One of the allotment regulars waves to me as I push my daughter’s buggy up the steep hill to our flat.
He’s saying something too, but we’re on opposite sides of the road and I can’t hear for the traffic rushing past in between. Then I realise he’s beckoning me, and cross over.
“Do you cook with French beans?” he asks. “I’ve got some just ready to be picked. Would you like them?”
After establishing he’s got enough for his own family, I accept his invitation to have a look round his plot, while he cuts off the beans, as well as a large bunch of kale and several tomatoes.
As he works, we have a chat, surrounded by vegetable plants, sunflowers and even grapevines. As reliable as Maya’s 5am wake up call, he’s in the allotments most weekdays. I’ve waved to him on countless occasions, both from the path that runs next to the site and our balcony. This is the first time we’ve spoken, however.
Originally from Jamaica, Errol moved to London when he was 11 and has been here ever since. He’s had his patch for more than 10 years and it’s obviously his pride and joy, such is his dedication to keeping it up to scratch. I tell him how organised it looks, how wonderful it is to watch his attention to detail. He tells me he’s seen me hanging out my washing and wonders if I’ll pop back to let him know what I’ve cooked.
Tomatoes on toast, kale crisps and savoury kale pancakes thus far…
A short yet heart-warming exchange, I feel genuinely uplifted as we arrive home, our green and red treasures in tow.
It’s also a timely reminder of the good that can come of a simple act of kindness, especially when it’s bestowed out of the blue, not to mention the importance of talking to people and making connections with other human beings, in particular those who live alongside you.
A few days later, as if the universe is sending me a message, a second reminder is forthcoming when a stranger comes to my aide at the supermarket check-out as I attempt to pay for my shopping in the midst of an epic tantrum. Usually well behaved in the shops, Maya’s antics – seemingly sparked by my refusal to buy her a bunch of flowers – catch me off guard, but the Good Samaritan steps in exactly when I need her.

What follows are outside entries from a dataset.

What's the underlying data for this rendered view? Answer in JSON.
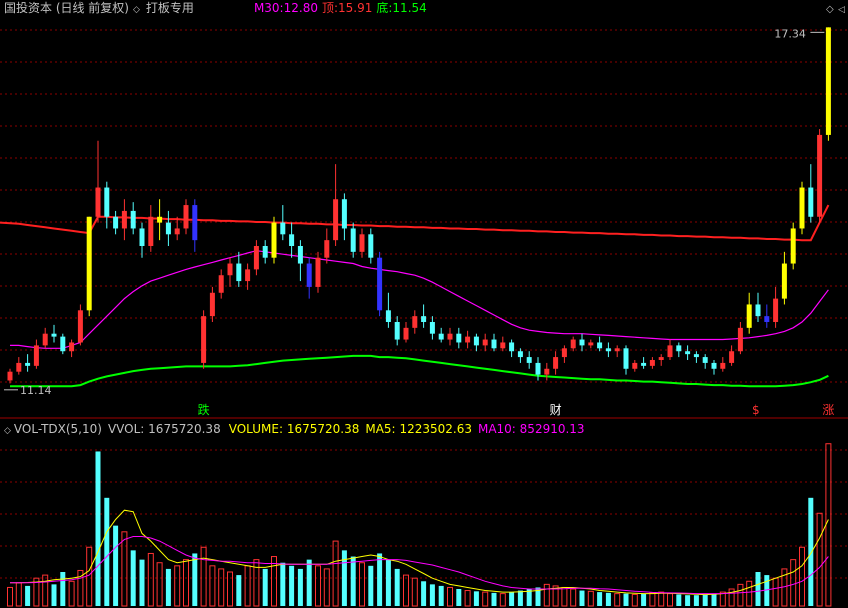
{
  "colors": {
    "up": "#ff3232",
    "down": "#54ffff",
    "yellow": "#ffff00",
    "blue": "#3333ff",
    "ma30": "#ff2020",
    "top_line": "#ff00ff",
    "bottom_line": "#00ff00",
    "ma5_vol": "#ffff00",
    "ma10_vol": "#ff00ff",
    "grid": "#8b0000",
    "axis_text": "#c0c0c0",
    "title": "#c0c0c0"
  },
  "header": {
    "stock_title": "国投资本 (日线 前复权)",
    "indicator_name": "打板专用",
    "ma30_label": "M30:",
    "ma30_value": "12.80",
    "top_label": "顶:",
    "top_value": "15.91",
    "bottom_label": "底:",
    "bottom_value": "11.54"
  },
  "vol_header": {
    "name": "VOL-TDX(5,10)",
    "vvol_label": "VVOL:",
    "vvol_value": "1675720.38",
    "volume_label": "VOLUME:",
    "volume_value": "1675720.38",
    "ma5_label": "MA5:",
    "ma5_value": "1223502.63",
    "ma10_label": "MA10:",
    "ma10_value": "852910.13"
  },
  "chart_data": {
    "type": "candlestick",
    "price_high_label": "17.34",
    "price_low_label": "11.14",
    "price_range": [
      11.14,
      17.34
    ],
    "markers": [
      {
        "text": "跌",
        "index": 22,
        "color": "#00ff00"
      },
      {
        "text": "财",
        "index": 62,
        "color": "#ffffff"
      },
      {
        "text": "$",
        "index": 85,
        "color": "#ff3232"
      },
      {
        "text": "涨",
        "index": 93,
        "color": "#ff3232"
      }
    ],
    "candles": [
      [
        11.3,
        11.45,
        11.25,
        11.5
      ],
      [
        11.45,
        11.6,
        11.4,
        11.7
      ],
      [
        11.6,
        11.55,
        11.45,
        11.75
      ],
      [
        11.55,
        11.9,
        11.5,
        12.0
      ],
      [
        11.9,
        12.1,
        11.85,
        12.2
      ],
      [
        12.1,
        12.05,
        11.95,
        12.25
      ],
      [
        12.05,
        11.8,
        11.75,
        12.1
      ],
      [
        11.8,
        11.95,
        11.7,
        12.0
      ],
      [
        11.95,
        12.5,
        11.9,
        12.6
      ],
      [
        12.5,
        14.1,
        12.4,
        14.1
      ],
      [
        14.1,
        14.6,
        14.0,
        15.4
      ],
      [
        14.6,
        14.1,
        13.9,
        14.7
      ],
      [
        14.1,
        13.9,
        13.8,
        14.2
      ],
      [
        13.9,
        14.2,
        13.7,
        14.4
      ],
      [
        14.2,
        13.9,
        13.8,
        14.35
      ],
      [
        13.9,
        13.6,
        13.4,
        14.0
      ],
      [
        13.6,
        14.1,
        13.5,
        14.3
      ],
      [
        14.1,
        14.0,
        13.7,
        14.4
      ],
      [
        14.0,
        13.8,
        13.6,
        14.2
      ],
      [
        13.8,
        13.9,
        13.7,
        14.1
      ],
      [
        13.9,
        14.3,
        13.8,
        14.4
      ],
      [
        14.3,
        13.7,
        13.5,
        14.4
      ],
      [
        11.6,
        12.4,
        11.5,
        12.5
      ],
      [
        12.4,
        12.8,
        12.3,
        12.9
      ],
      [
        12.8,
        13.1,
        12.7,
        13.2
      ],
      [
        13.1,
        13.3,
        12.9,
        13.4
      ],
      [
        13.3,
        13.0,
        12.9,
        13.5
      ],
      [
        13.0,
        13.2,
        12.85,
        13.3
      ],
      [
        13.2,
        13.6,
        13.1,
        13.7
      ],
      [
        13.6,
        13.4,
        13.3,
        13.7
      ],
      [
        13.4,
        14.0,
        13.3,
        14.1
      ],
      [
        14.0,
        13.8,
        13.7,
        14.3
      ],
      [
        13.8,
        13.6,
        13.4,
        14.0
      ],
      [
        13.6,
        13.3,
        13.0,
        13.7
      ],
      [
        13.3,
        12.9,
        12.7,
        13.4
      ],
      [
        12.9,
        13.4,
        12.8,
        13.5
      ],
      [
        13.4,
        13.7,
        13.3,
        13.9
      ],
      [
        13.7,
        14.4,
        13.6,
        15.0
      ],
      [
        14.4,
        13.9,
        13.7,
        14.5
      ],
      [
        13.9,
        13.5,
        13.4,
        14.0
      ],
      [
        13.5,
        13.8,
        13.4,
        13.9
      ],
      [
        13.8,
        13.4,
        13.3,
        13.9
      ],
      [
        13.4,
        12.5,
        12.4,
        13.5
      ],
      [
        12.5,
        12.3,
        12.2,
        12.8
      ],
      [
        12.3,
        12.0,
        11.9,
        12.4
      ],
      [
        12.0,
        12.2,
        11.95,
        12.3
      ],
      [
        12.2,
        12.4,
        12.1,
        12.5
      ],
      [
        12.4,
        12.3,
        12.2,
        12.6
      ],
      [
        12.3,
        12.1,
        12.0,
        12.4
      ],
      [
        12.1,
        12.0,
        11.95,
        12.2
      ],
      [
        12.0,
        12.1,
        11.9,
        12.2
      ],
      [
        12.1,
        11.95,
        11.85,
        12.2
      ],
      [
        11.95,
        12.05,
        11.85,
        12.15
      ],
      [
        12.05,
        11.9,
        11.8,
        12.1
      ],
      [
        11.9,
        12.0,
        11.8,
        12.1
      ],
      [
        12.0,
        11.85,
        11.8,
        12.1
      ],
      [
        11.85,
        11.95,
        11.8,
        12.05
      ],
      [
        11.95,
        11.8,
        11.7,
        12.0
      ],
      [
        11.8,
        11.7,
        11.6,
        11.85
      ],
      [
        11.7,
        11.6,
        11.5,
        11.8
      ],
      [
        11.6,
        11.4,
        11.3,
        11.7
      ],
      [
        11.4,
        11.5,
        11.3,
        11.6
      ],
      [
        11.5,
        11.7,
        11.4,
        11.8
      ],
      [
        11.7,
        11.85,
        11.6,
        11.9
      ],
      [
        11.85,
        12.0,
        11.8,
        12.05
      ],
      [
        12.0,
        11.9,
        11.8,
        12.1
      ],
      [
        11.9,
        11.95,
        11.85,
        12.0
      ],
      [
        11.95,
        11.85,
        11.8,
        12.05
      ],
      [
        11.85,
        11.8,
        11.7,
        11.95
      ],
      [
        11.8,
        11.85,
        11.7,
        11.9
      ],
      [
        11.85,
        11.5,
        11.4,
        11.9
      ],
      [
        11.5,
        11.6,
        11.45,
        11.65
      ],
      [
        11.6,
        11.55,
        11.5,
        11.7
      ],
      [
        11.55,
        11.65,
        11.5,
        11.7
      ],
      [
        11.65,
        11.7,
        11.55,
        11.75
      ],
      [
        11.7,
        11.9,
        11.65,
        12.0
      ],
      [
        11.9,
        11.8,
        11.7,
        11.95
      ],
      [
        11.8,
        11.75,
        11.65,
        11.9
      ],
      [
        11.75,
        11.7,
        11.6,
        11.8
      ],
      [
        11.7,
        11.6,
        11.5,
        11.75
      ],
      [
        11.6,
        11.5,
        11.4,
        11.65
      ],
      [
        11.5,
        11.6,
        11.45,
        11.7
      ],
      [
        11.6,
        11.8,
        11.55,
        11.9
      ],
      [
        11.8,
        12.2,
        11.75,
        12.3
      ],
      [
        12.2,
        12.6,
        12.1,
        12.8
      ],
      [
        12.6,
        12.4,
        12.3,
        12.8
      ],
      [
        12.4,
        12.3,
        12.2,
        12.6
      ],
      [
        12.3,
        12.7,
        12.2,
        12.9
      ],
      [
        12.7,
        13.3,
        12.6,
        13.5
      ],
      [
        13.3,
        13.9,
        13.2,
        14.0
      ],
      [
        13.9,
        14.6,
        13.8,
        14.7
      ],
      [
        14.6,
        14.1,
        14.0,
        15.0
      ],
      [
        14.1,
        15.5,
        14.0,
        15.6
      ],
      [
        15.5,
        17.34,
        15.4,
        17.34
      ]
    ],
    "candle_style": [
      "up",
      "up",
      "down",
      "up",
      "up",
      "down",
      "down",
      "up",
      "up",
      "yellow",
      "up",
      "down",
      "down",
      "up",
      "down",
      "down",
      "up",
      "yellow",
      "down",
      "up",
      "up",
      "blue",
      "up",
      "up",
      "up",
      "up",
      "down",
      "up",
      "up",
      "down",
      "yellow",
      "down",
      "down",
      "down",
      "blue",
      "up",
      "up",
      "up",
      "down",
      "down",
      "up",
      "down",
      "blue",
      "down",
      "down",
      "up",
      "up",
      "down",
      "down",
      "down",
      "up",
      "down",
      "up",
      "down",
      "up",
      "down",
      "up",
      "down",
      "down",
      "down",
      "down",
      "up",
      "up",
      "up",
      "up",
      "down",
      "up",
      "down",
      "down",
      "up",
      "down",
      "up",
      "down",
      "up",
      "up",
      "up",
      "down",
      "down",
      "down",
      "down",
      "down",
      "up",
      "up",
      "up",
      "yellow",
      "down",
      "blue",
      "up",
      "yellow",
      "yellow",
      "yellow",
      "down",
      "up",
      "yellow"
    ],
    "ma30_line": [
      14.0,
      13.98,
      13.96,
      13.94,
      13.92,
      13.9,
      13.88,
      13.86,
      13.84,
      13.82,
      14.1,
      14.1,
      14.09,
      14.09,
      14.08,
      14.08,
      14.07,
      14.07,
      14.06,
      14.06,
      14.05,
      14.05,
      14.04,
      14.04,
      14.03,
      14.03,
      14.02,
      14.02,
      14.01,
      14.01,
      14.0,
      14.0,
      13.99,
      13.99,
      13.98,
      13.98,
      13.97,
      13.97,
      13.96,
      13.96,
      13.95,
      13.95,
      13.94,
      13.94,
      13.93,
      13.93,
      13.92,
      13.92,
      13.91,
      13.91,
      13.9,
      13.9,
      13.89,
      13.89,
      13.88,
      13.88,
      13.87,
      13.87,
      13.86,
      13.86,
      13.85,
      13.85,
      13.84,
      13.84,
      13.83,
      13.83,
      13.82,
      13.82,
      13.81,
      13.81,
      13.8,
      13.8,
      13.79,
      13.79,
      13.78,
      13.78,
      13.77,
      13.77,
      13.76,
      13.76,
      13.75,
      13.75,
      13.74,
      13.74,
      13.73,
      13.73,
      13.72,
      13.72,
      13.71,
      13.71,
      13.7,
      13.7,
      14.0,
      14.3
    ],
    "top_line": [
      11.9,
      11.9,
      11.88,
      11.86,
      11.85,
      11.85,
      11.85,
      11.9,
      11.95,
      12.1,
      12.25,
      12.4,
      12.55,
      12.7,
      12.82,
      12.92,
      13.0,
      13.05,
      13.1,
      13.15,
      13.2,
      13.24,
      13.28,
      13.32,
      13.36,
      13.4,
      13.44,
      13.48,
      13.52,
      13.5,
      13.48,
      13.46,
      13.44,
      13.42,
      13.4,
      13.38,
      13.36,
      13.34,
      13.32,
      13.3,
      13.25,
      13.22,
      13.2,
      13.18,
      13.16,
      13.13,
      13.1,
      13.05,
      12.98,
      12.9,
      12.82,
      12.74,
      12.66,
      12.58,
      12.5,
      12.42,
      12.34,
      12.26,
      12.2,
      12.16,
      12.14,
      12.12,
      12.11,
      12.1,
      12.1,
      12.1,
      12.09,
      12.08,
      12.07,
      12.06,
      12.05,
      12.04,
      12.03,
      12.02,
      12.01,
      12.0,
      12.0,
      12.0,
      12.0,
      12.0,
      12.0,
      12.0,
      12.01,
      12.02,
      12.03,
      12.05,
      12.07,
      12.1,
      12.14,
      12.2,
      12.3,
      12.45,
      12.65,
      12.85
    ],
    "bottom_line": [
      11.2,
      11.2,
      11.2,
      11.2,
      11.2,
      11.2,
      11.2,
      11.2,
      11.22,
      11.28,
      11.33,
      11.37,
      11.4,
      11.43,
      11.46,
      11.48,
      11.5,
      11.51,
      11.52,
      11.53,
      11.54,
      11.54,
      11.54,
      11.54,
      11.54,
      11.54,
      11.55,
      11.56,
      11.58,
      11.6,
      11.62,
      11.64,
      11.65,
      11.66,
      11.67,
      11.68,
      11.69,
      11.7,
      11.71,
      11.72,
      11.72,
      11.72,
      11.7,
      11.7,
      11.69,
      11.68,
      11.66,
      11.64,
      11.62,
      11.6,
      11.58,
      11.56,
      11.54,
      11.52,
      11.5,
      11.48,
      11.46,
      11.44,
      11.42,
      11.4,
      11.38,
      11.37,
      11.36,
      11.35,
      11.34,
      11.33,
      11.32,
      11.32,
      11.31,
      11.3,
      11.3,
      11.29,
      11.28,
      11.28,
      11.27,
      11.26,
      11.25,
      11.24,
      11.24,
      11.23,
      11.22,
      11.22,
      11.21,
      11.21,
      11.2,
      11.2,
      11.2,
      11.2,
      11.21,
      11.22,
      11.24,
      11.27,
      11.31,
      11.38
    ],
    "volume": {
      "values": [
        120,
        150,
        130,
        180,
        200,
        140,
        220,
        160,
        230,
        380,
        1000,
        700,
        520,
        480,
        360,
        300,
        340,
        280,
        240,
        260,
        300,
        340,
        380,
        260,
        240,
        220,
        200,
        260,
        300,
        240,
        320,
        280,
        260,
        240,
        300,
        260,
        240,
        420,
        360,
        320,
        280,
        260,
        340,
        300,
        240,
        200,
        180,
        160,
        140,
        130,
        120,
        110,
        100,
        95,
        90,
        85,
        80,
        90,
        100,
        110,
        120,
        140,
        130,
        120,
        110,
        100,
        95,
        90,
        85,
        80,
        80,
        75,
        80,
        85,
        90,
        80,
        75,
        70,
        70,
        75,
        80,
        90,
        110,
        140,
        160,
        220,
        200,
        180,
        240,
        300,
        380,
        700,
        600,
        1050
      ],
      "styles": [
        "up",
        "up",
        "down",
        "up",
        "up",
        "down",
        "down",
        "up",
        "up",
        "up",
        "down",
        "down",
        "down",
        "up",
        "down",
        "down",
        "up",
        "up",
        "down",
        "up",
        "up",
        "down",
        "up",
        "up",
        "up",
        "up",
        "down",
        "up",
        "up",
        "down",
        "up",
        "down",
        "down",
        "down",
        "down",
        "up",
        "up",
        "up",
        "down",
        "down",
        "up",
        "down",
        "down",
        "down",
        "down",
        "up",
        "up",
        "down",
        "down",
        "down",
        "up",
        "down",
        "up",
        "down",
        "up",
        "down",
        "up",
        "down",
        "down",
        "down",
        "down",
        "up",
        "up",
        "up",
        "up",
        "down",
        "up",
        "down",
        "down",
        "up",
        "down",
        "up",
        "down",
        "up",
        "up",
        "up",
        "down",
        "down",
        "down",
        "down",
        "down",
        "up",
        "up",
        "up",
        "up",
        "down",
        "down",
        "up",
        "up",
        "up",
        "up",
        "down",
        "up",
        "up"
      ],
      "ma5": [
        150,
        150,
        152,
        155,
        160,
        170,
        175,
        180,
        190,
        230,
        350,
        480,
        560,
        620,
        610,
        470,
        420,
        360,
        300,
        280,
        290,
        300,
        310,
        300,
        290,
        280,
        270,
        260,
        250,
        250,
        260,
        270,
        270,
        270,
        270,
        270,
        270,
        290,
        300,
        310,
        320,
        330,
        320,
        300,
        290,
        270,
        240,
        210,
        180,
        160,
        140,
        130,
        120,
        110,
        100,
        95,
        90,
        90,
        92,
        95,
        100,
        110,
        115,
        120,
        120,
        115,
        110,
        100,
        95,
        90,
        85,
        82,
        80,
        80,
        82,
        82,
        80,
        78,
        76,
        74,
        76,
        80,
        88,
        100,
        120,
        140,
        160,
        180,
        200,
        220,
        260,
        340,
        440,
        560
      ],
      "ma10": [
        150,
        150,
        150,
        152,
        155,
        160,
        165,
        170,
        180,
        200,
        260,
        320,
        380,
        430,
        450,
        450,
        440,
        420,
        390,
        360,
        330,
        310,
        300,
        295,
        290,
        290,
        285,
        280,
        280,
        275,
        275,
        272,
        270,
        270,
        270,
        270,
        270,
        275,
        280,
        285,
        290,
        295,
        300,
        300,
        300,
        295,
        285,
        275,
        265,
        250,
        235,
        220,
        200,
        180,
        160,
        145,
        130,
        120,
        115,
        110,
        110,
        110,
        110,
        112,
        115,
        115,
        115,
        112,
        110,
        105,
        100,
        95,
        92,
        88,
        86,
        85,
        84,
        82,
        80,
        80,
        80,
        81,
        83,
        86,
        90,
        96,
        104,
        114,
        125,
        140,
        160,
        200,
        250,
        320
      ],
      "max": 1100
    }
  }
}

Again, a small deed. Invaluable in that moment, however. As the saying goes, a little kindness goes a long way.
A cliché, yes, but it is a sentiment we could all do with considering every once in a while, particularly now our politics has become so adversarial and uncivilised – both in Westminster and – in many cases – round the Sunday dinner table.
Downright nasty, in fact, with the division and animosity on show at the heart of our democracy reflected across the wider country. Viciously personal insults abounding, rules – there for a reason – being bent out of recognition amid escalating desperation in the pursuit of extreme goals, mass sackings by text, farcical – almost violent – scenes in the Commons in the run-up to prorogation.
How have we allowed ourselves to end up here? It is shameful and we must take stock of where we are headed, try to reset. Because none of this is without consequence.
Our failure to resolve the situation is taking its toll, not only economically but emotionally too. This week I read a story about a feuding family whose members aren’t speaking to each other due to opposing Brexit stances.
I’m not talking about the Johnsons, although I could be. Sadly, I expect I could be referring to a fair number of families.
What’s more, earlier this year, a survey revealed that more than a third of those who want to stay in the EU would be upset if a close relative married a strong Leave supporter. This is how deep-rooted views have become.
Acutely aware of this danger, I find myself regularly changing the subject if anyone dares bring up Brexit, as I don’t think it’s worth risking relationships, long-standing friendships over this toxic business. Of course I understand why people – politicians included – feel passionately, feelings inevitably fuelled by the issue’s total domination during the past three years. But that’s not, or at least shouldn’t be, an excuse for treating each other with so much contempt.
We need to start conducting ourselves with dignity, regardless of whether we agree or not. And our leaders, our representatives, should be setting the example on this front, not condoning bad behaviour by exhibiting it themselves.
Indeed, if we just took a step back, a deep breath and made an effort to be kinder to each other, I think we’d feel a lot better. Relatively easy when the going is good for sure; clearly harder with our backs up against the wall.
Besides, there’s unfortunately no outcome that will satisfy everyone.
But that doesn’t mean there’s no hope.
So let’s remember that we are defined by far more than this one thing and not permit it to consume us.
The late Jo Cox MP’s maiden Commons speech has been quoted numerous times Nonetheless, I think it’s worth reiterating that powerful line here.
“We are far more united and have far more in common than that which divides us.”
Lindsay Razaq is a journalist and former P&J Westminster political correspondent who now combines freelance writing with being a first-time mum